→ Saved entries
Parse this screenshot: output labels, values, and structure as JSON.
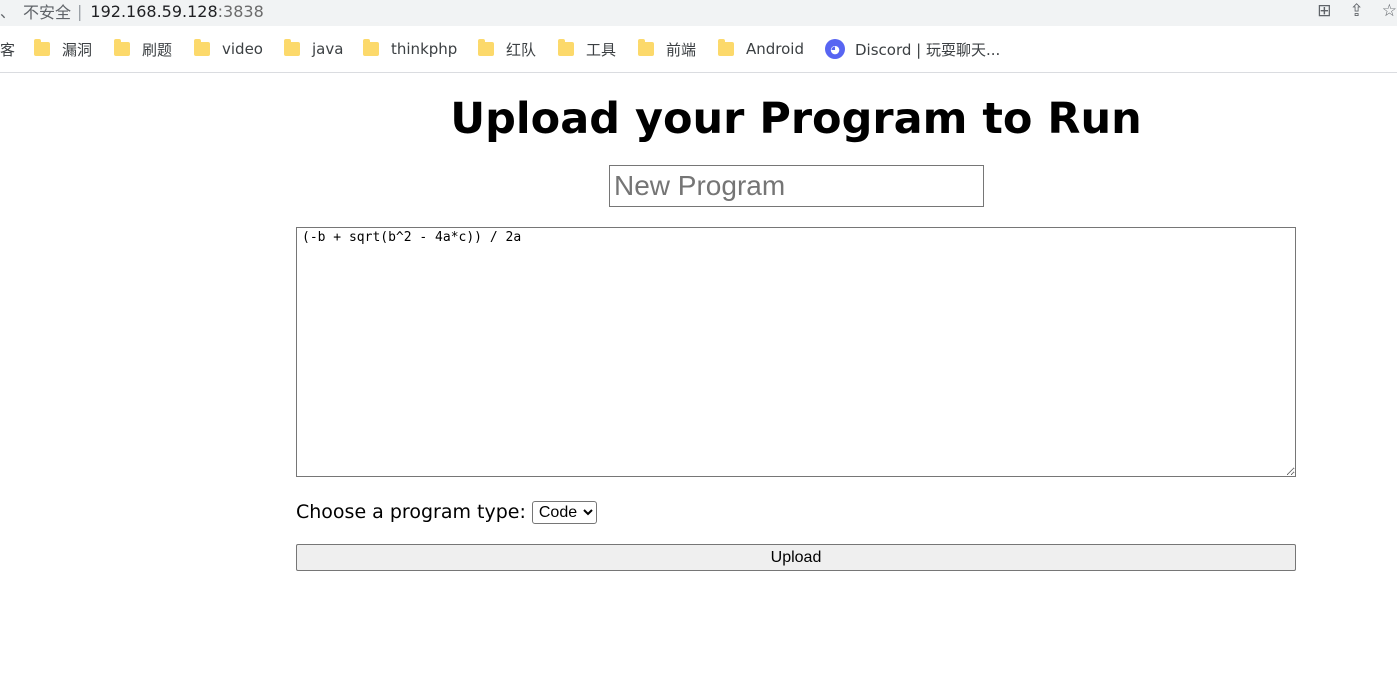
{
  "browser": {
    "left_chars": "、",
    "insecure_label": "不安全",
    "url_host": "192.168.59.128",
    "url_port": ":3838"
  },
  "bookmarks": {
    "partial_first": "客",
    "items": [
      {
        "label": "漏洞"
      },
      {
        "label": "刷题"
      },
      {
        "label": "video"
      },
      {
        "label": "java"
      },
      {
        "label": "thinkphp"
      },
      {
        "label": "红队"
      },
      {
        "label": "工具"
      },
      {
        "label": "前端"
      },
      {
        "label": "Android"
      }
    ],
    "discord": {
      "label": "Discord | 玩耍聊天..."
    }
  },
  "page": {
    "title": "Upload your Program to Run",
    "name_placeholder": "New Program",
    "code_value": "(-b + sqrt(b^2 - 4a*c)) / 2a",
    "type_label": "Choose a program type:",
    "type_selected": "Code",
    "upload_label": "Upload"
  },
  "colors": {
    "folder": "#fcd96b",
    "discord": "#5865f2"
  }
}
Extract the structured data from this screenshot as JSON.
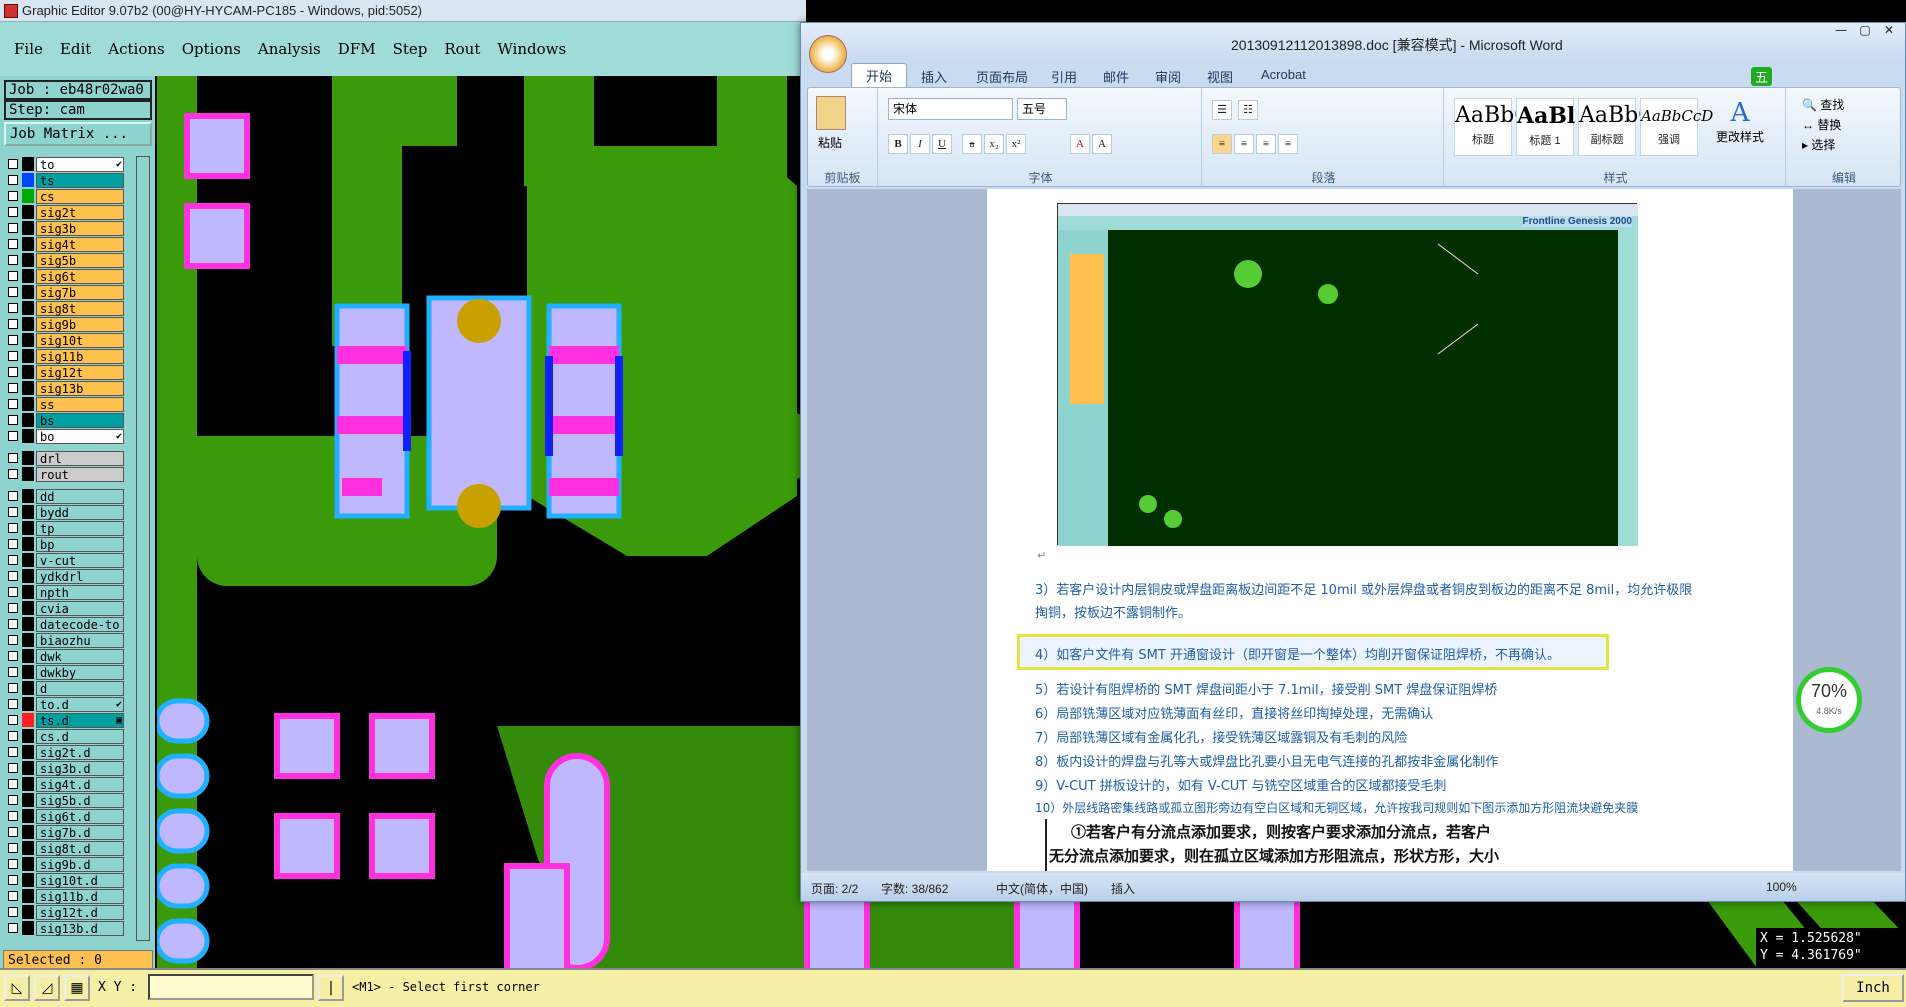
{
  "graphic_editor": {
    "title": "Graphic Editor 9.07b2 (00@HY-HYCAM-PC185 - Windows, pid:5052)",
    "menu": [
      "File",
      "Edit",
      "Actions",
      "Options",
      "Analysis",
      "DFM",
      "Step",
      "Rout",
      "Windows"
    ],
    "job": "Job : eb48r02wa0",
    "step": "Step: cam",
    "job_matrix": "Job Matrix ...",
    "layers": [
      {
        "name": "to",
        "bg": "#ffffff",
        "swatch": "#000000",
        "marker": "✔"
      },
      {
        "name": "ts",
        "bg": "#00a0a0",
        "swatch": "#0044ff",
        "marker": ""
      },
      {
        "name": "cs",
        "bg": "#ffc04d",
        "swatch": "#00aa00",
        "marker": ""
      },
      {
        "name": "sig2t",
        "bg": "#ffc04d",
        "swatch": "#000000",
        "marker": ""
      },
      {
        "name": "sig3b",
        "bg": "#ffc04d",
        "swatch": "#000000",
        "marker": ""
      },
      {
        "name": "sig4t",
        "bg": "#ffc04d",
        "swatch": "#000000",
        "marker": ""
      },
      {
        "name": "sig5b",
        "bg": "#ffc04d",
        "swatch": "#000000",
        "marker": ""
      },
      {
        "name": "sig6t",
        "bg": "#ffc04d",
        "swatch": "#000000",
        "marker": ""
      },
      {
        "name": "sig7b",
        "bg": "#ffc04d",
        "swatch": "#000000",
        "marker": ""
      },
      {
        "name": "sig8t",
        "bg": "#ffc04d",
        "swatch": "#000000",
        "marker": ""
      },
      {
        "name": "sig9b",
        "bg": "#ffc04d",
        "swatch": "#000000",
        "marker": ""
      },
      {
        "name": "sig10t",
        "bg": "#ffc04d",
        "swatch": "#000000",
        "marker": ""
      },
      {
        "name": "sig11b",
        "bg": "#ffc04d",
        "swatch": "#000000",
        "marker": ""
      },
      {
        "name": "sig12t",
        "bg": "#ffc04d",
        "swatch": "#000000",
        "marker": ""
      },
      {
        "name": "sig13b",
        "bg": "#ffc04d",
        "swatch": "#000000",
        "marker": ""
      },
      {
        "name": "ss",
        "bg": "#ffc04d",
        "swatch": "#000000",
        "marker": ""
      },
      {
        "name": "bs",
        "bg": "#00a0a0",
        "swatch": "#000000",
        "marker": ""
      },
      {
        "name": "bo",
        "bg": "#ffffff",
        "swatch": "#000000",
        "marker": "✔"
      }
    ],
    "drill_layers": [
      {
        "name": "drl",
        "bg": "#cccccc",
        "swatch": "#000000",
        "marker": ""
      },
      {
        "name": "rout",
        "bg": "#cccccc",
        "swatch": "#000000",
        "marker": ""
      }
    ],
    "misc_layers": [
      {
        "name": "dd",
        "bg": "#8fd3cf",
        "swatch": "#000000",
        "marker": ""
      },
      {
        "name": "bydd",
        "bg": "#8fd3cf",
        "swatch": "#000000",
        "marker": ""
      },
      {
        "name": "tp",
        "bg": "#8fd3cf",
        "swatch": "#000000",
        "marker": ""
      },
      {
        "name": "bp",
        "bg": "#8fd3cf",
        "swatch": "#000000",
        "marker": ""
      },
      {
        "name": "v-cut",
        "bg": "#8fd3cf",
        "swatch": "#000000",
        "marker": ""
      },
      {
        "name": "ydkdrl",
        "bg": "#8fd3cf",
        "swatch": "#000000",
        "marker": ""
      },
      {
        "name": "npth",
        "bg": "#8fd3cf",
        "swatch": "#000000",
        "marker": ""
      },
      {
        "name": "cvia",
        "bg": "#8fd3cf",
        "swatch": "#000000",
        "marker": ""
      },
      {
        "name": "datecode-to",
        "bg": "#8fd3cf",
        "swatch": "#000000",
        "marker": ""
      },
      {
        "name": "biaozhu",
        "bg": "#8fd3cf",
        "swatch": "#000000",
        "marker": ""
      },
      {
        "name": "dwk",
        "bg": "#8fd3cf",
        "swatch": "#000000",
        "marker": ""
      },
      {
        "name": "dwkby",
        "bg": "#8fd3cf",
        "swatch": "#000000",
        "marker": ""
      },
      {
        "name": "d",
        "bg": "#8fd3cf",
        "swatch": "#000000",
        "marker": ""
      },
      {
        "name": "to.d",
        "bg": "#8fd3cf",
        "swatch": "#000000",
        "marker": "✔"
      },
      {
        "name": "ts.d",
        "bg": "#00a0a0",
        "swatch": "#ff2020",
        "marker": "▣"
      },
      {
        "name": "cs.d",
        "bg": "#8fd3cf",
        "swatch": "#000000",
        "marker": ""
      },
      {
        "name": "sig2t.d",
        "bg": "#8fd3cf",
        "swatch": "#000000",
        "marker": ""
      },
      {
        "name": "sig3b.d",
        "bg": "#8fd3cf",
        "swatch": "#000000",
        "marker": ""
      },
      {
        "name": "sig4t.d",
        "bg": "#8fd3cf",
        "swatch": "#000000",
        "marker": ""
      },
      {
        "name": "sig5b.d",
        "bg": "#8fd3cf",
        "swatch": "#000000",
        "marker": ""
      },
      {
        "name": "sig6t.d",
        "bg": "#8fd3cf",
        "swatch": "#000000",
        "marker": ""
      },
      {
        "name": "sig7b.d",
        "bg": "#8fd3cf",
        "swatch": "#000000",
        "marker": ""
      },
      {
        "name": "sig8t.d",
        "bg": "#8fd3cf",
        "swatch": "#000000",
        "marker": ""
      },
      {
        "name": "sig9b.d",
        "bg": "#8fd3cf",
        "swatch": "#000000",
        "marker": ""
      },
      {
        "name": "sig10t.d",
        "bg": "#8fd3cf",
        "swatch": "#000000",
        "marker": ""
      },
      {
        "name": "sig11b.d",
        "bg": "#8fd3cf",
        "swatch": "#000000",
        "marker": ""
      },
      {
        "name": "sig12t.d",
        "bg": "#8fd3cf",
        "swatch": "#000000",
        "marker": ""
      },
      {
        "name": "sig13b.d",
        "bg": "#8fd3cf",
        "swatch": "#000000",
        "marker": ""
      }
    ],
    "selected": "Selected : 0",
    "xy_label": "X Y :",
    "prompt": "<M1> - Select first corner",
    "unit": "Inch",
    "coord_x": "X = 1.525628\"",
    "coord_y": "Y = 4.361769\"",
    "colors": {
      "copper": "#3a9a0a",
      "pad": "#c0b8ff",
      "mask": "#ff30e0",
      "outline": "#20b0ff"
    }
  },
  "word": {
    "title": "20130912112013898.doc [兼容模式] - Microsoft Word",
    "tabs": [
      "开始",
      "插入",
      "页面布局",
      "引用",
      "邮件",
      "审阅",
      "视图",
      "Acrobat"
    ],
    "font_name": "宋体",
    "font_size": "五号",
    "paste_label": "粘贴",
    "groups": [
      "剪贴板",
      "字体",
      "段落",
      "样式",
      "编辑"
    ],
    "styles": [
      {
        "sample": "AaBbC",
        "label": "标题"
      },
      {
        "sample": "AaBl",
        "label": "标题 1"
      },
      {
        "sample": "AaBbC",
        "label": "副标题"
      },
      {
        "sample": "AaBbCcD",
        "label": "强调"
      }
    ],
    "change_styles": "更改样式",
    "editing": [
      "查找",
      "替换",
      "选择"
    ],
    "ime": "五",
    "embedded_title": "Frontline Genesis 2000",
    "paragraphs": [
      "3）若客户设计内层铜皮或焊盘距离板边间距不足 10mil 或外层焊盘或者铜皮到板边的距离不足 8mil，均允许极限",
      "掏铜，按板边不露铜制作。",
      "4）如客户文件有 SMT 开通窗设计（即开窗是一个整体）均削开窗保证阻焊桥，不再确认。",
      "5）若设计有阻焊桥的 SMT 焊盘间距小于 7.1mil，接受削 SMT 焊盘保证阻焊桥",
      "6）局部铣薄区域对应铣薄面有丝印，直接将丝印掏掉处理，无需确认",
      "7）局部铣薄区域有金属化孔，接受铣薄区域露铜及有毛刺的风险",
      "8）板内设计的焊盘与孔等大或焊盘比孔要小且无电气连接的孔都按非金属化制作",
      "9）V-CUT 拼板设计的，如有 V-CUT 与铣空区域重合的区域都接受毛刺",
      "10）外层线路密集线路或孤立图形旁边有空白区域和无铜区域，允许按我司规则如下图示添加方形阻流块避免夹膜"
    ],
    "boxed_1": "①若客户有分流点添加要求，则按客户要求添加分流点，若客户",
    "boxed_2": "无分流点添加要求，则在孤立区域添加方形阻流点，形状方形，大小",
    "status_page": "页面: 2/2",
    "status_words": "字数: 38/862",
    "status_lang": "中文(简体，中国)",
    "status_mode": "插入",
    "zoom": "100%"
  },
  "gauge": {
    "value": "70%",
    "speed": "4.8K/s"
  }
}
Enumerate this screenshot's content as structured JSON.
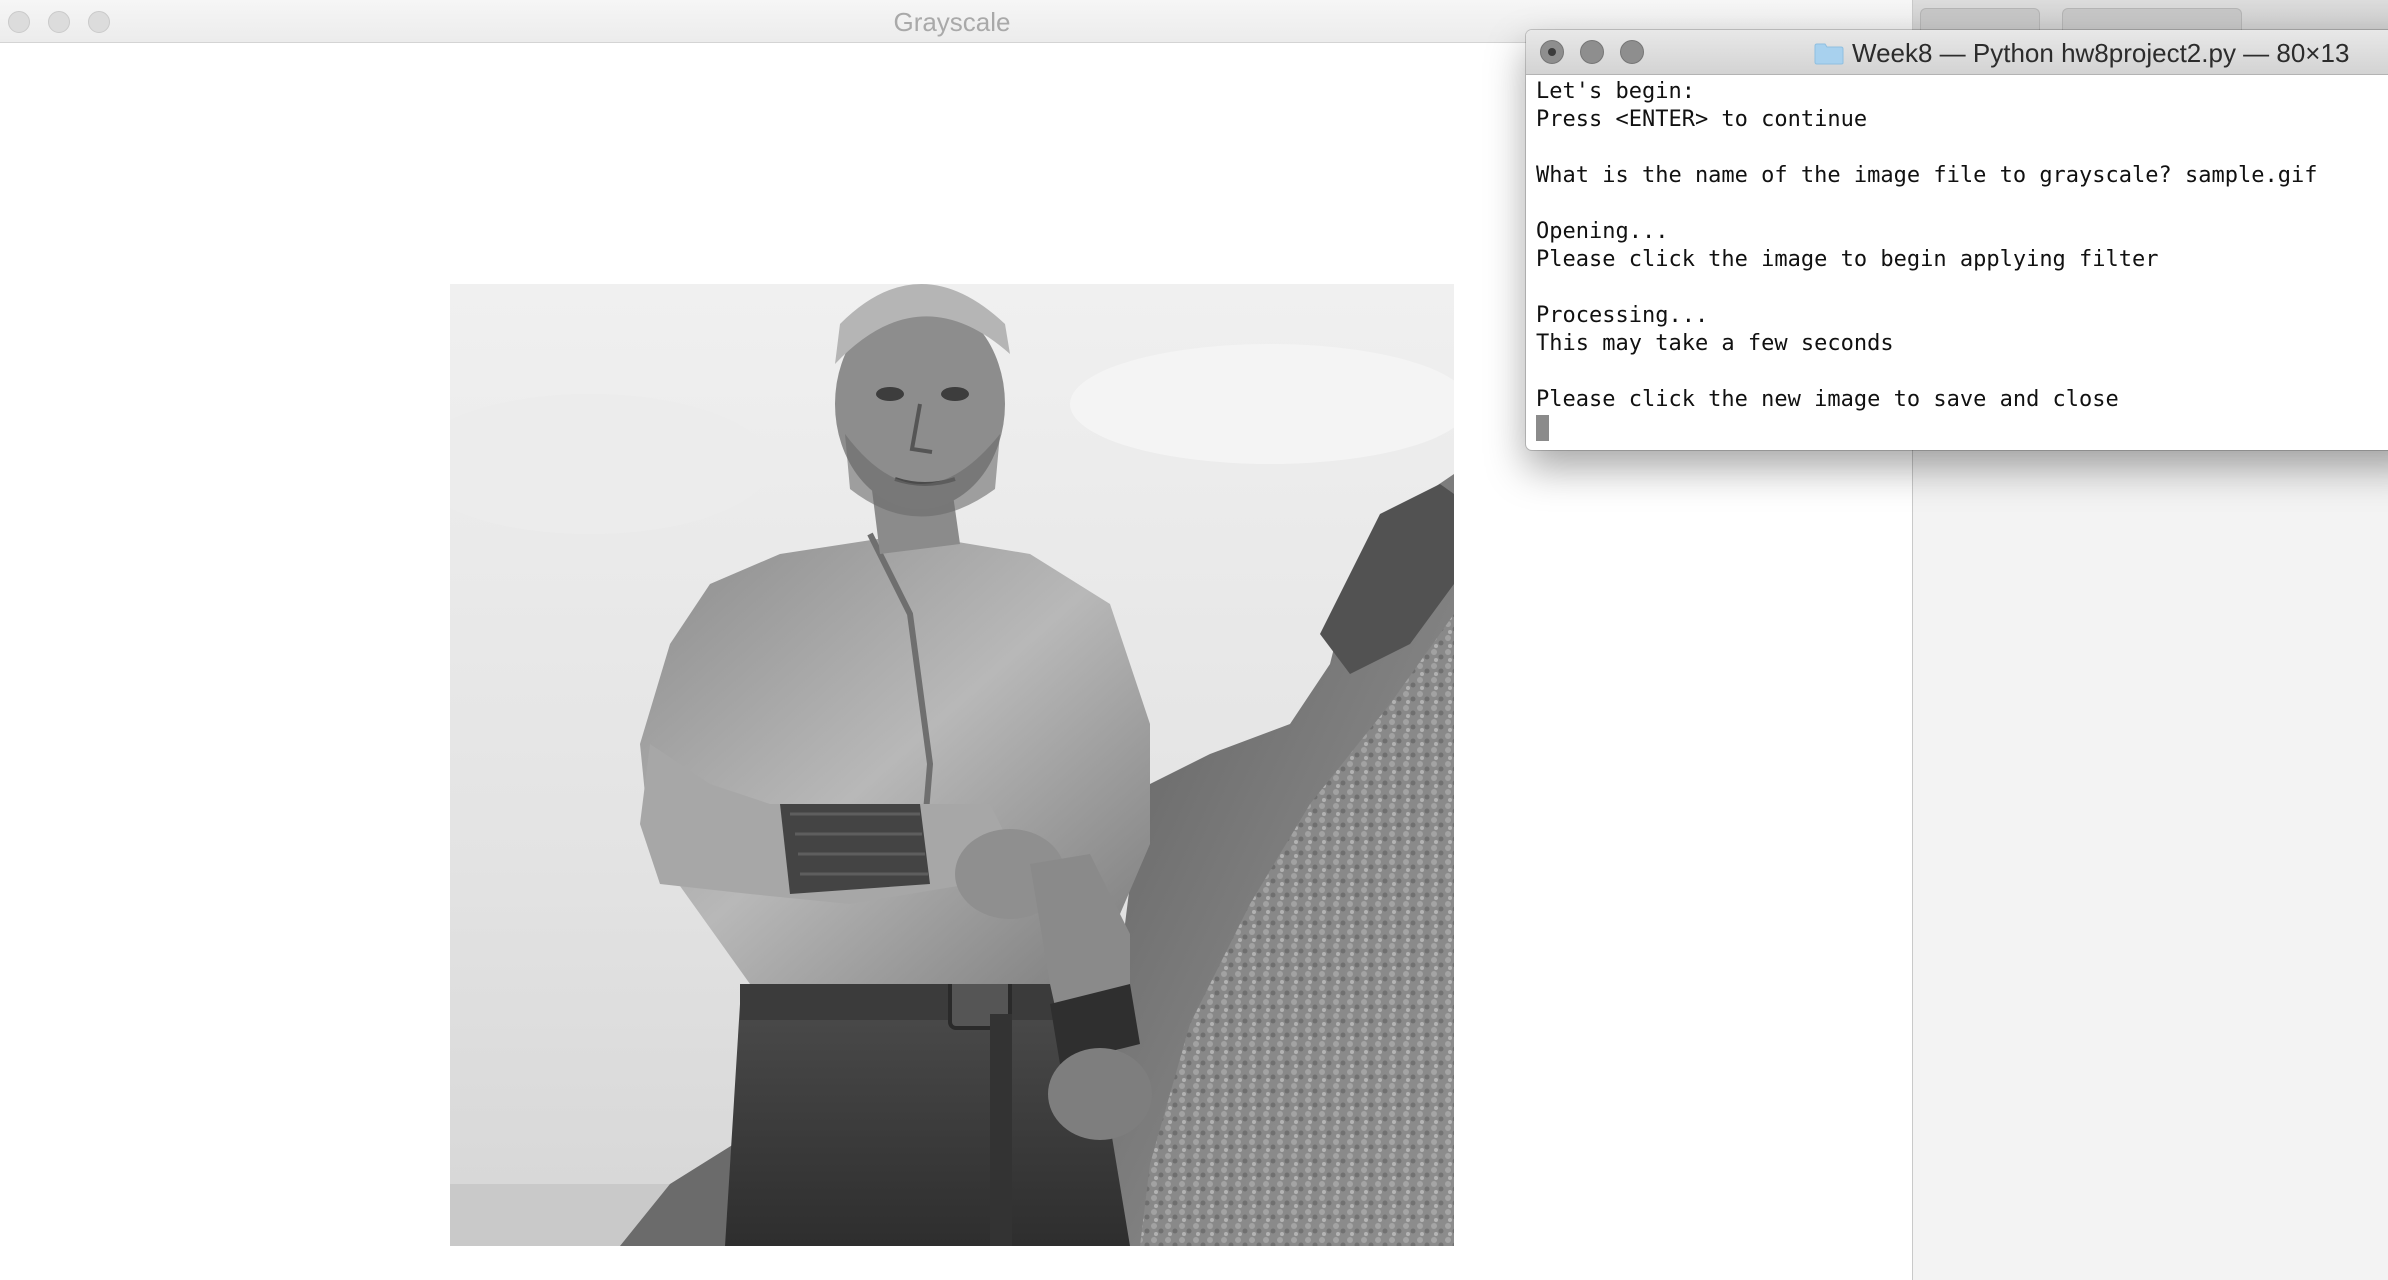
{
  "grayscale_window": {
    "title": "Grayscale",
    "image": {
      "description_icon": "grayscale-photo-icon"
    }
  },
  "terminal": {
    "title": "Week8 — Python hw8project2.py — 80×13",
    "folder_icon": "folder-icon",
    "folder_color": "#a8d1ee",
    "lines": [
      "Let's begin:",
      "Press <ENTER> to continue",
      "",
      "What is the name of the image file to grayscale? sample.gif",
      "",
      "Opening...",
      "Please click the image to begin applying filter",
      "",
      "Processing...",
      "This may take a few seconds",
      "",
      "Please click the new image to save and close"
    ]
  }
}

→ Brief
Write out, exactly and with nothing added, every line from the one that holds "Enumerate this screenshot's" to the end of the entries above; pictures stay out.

→ Result of the task
Enumerate this screenshot's content as structured JSON.
{
  "grayscale_window": {
    "title": "Grayscale",
    "image": {
      "description_icon": "grayscale-photo-icon"
    }
  },
  "terminal": {
    "title": "Week8 — Python hw8project2.py — 80×13",
    "folder_icon": "folder-icon",
    "folder_color": "#a8d1ee",
    "lines": [
      "Let's begin:",
      "Press <ENTER> to continue",
      "",
      "What is the name of the image file to grayscale? sample.gif",
      "",
      "Opening...",
      "Please click the image to begin applying filter",
      "",
      "Processing...",
      "This may take a few seconds",
      "",
      "Please click the new image to save and close"
    ]
  }
}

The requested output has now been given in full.